KABUL, Afghanistan — President Hamid Karzai is planning to sign a decree this week ordering the disbanding of all private security forces by the end of the year, his spokesman said Monday.
But it is not clear how the move, which would constitute an extraordinary change in the security makeup of the country, could be carried out. There are at least 24,000 private armed guards in the country, some foreign but most Afghan, and there is no immediately available alternative for the array of crucial tasks they perform.
They escort convoys of supply trucks across dangerous roads to NATO military bases, protect government and military buildings, and provide protection for political leaders and others.
President Karzai had been under pressure to bring private security companies under control, since a United States Congressional investigation and news reports have asserted that the private guards often behave recklessly and, in some cases, even bribe Taliban insurgents to allow supply convoys to pass unmolested. Some security companies are so large that they constitute private armies of thousands of armed men, who can challenge or ignore local governments.
“They are parallel structure to the government,” said Waheed Omar, a spokesman for Mr. Karzai. “They will soon be dissolved.”
Mr. Omar did not explain how that would be carried out, or how the companies would be replaced. In the past, the government of Mr. Karzai has sometimes promised things that it has shown itself to be unable to deliver. The president has pledged repeatedly to root out corruption in his government, but his efforts in that regard have fallen far short of the demands of his foreign backers.
Spokesmen for the American-led NATO force in Kabul and officials in Washington expressed cautious approval of Mr. Karzai’s goal, but said such a move would depend on the ability of the Afghan Army and the police to replace private guards.
“We have a shared goal with Afghanistan of transitioning from our current situation to security led by the Afghan government,” said Philip J. Crowley, a State Department spokesman. But he added, “At this moment, we believe that there is still a need for private security.”
Mr. Crowley said American Embassy officials in Kabul had the proposed decree and were studying it. But he said there was uncertainty about which contractors would be covered.
“We have contractors who are currently guarding our embassy. We honestly don’t know whether what President Karzai has in mind, you know, covers that,” he said.
Records show there are 52 private security companies registered with the government, with 24,000 armed men, most of them Afghans. But many, if not most, of the security companies are not registered with the government, do not advertise themselves and do not necessarily restrain their employees with training or rules of engagement. Some appear to be little more than gangs.
In the city of Kandahar alone, at least 23 armed groups — ostensibly security companies not registered with the government — are operating under virtually no government control, Western and Afghan officials say. On Kandahar’s streets, armed men can often be seen roaming about without uniforms or identification.
Matiullah Khan, who runs one such force in Oruzgan Province, fields an army of about 1,500 fighters, who are paid by trucking companies supplying NATO bases to protect a 100-mile stretch of road.
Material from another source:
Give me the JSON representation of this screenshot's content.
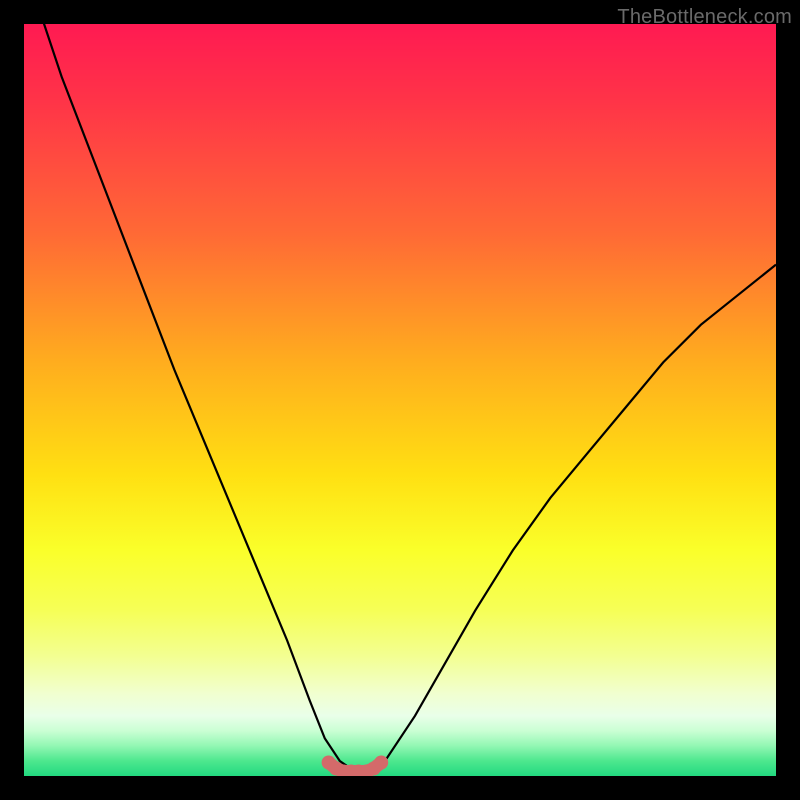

He is, by many accounts, the most powerful man in Oruzgan.
Afghan and NATO officials have discussed ways of either controlling the private forces or replacing them. Replacing them with the Afghan Army or the police — or NATO troops — would be problematic, as those troops are stretched thin. The Afghan security forces currently number about 225,000, and NATO forces about 150,000.
The United States government employs 26,000 armed security contractors, about 19,000 of whom work for the American military, according to NATO officials. As in Iraq, foreign contractors’ presence and activities in Afghanistan have often stirred resentment, but American officials say they cannot operate without them.
In July, a crowd of Afghans in Kabul chanted “Death to America” after an S.U.V. driven by American contractors from DynCorp International was involved in a collision that left four Afghans dead.
Stephen Biddle, senior fellow for defense policy at the Council on Foreign Relations, said Mr. Karzai had previously declared an intention to shut down security contractors, and it remained to be seen what action might follow this time. “He plays the nationalist card all the time, and foreign military contractors are unpopular,” Mr. Biddle said.
The Afghan president, he said, could harness resentment of foreign contractors to marshal support even if his real goal is to dismantle large Afghan security companies that have become rivals of the government.
“The clever way to go about it would be to cloak it in the universal dislike of foreign contractors,” Mr. Biddle said. But he noted that the details of the decree were not public, “and this is a subject where the details matter a great deal.”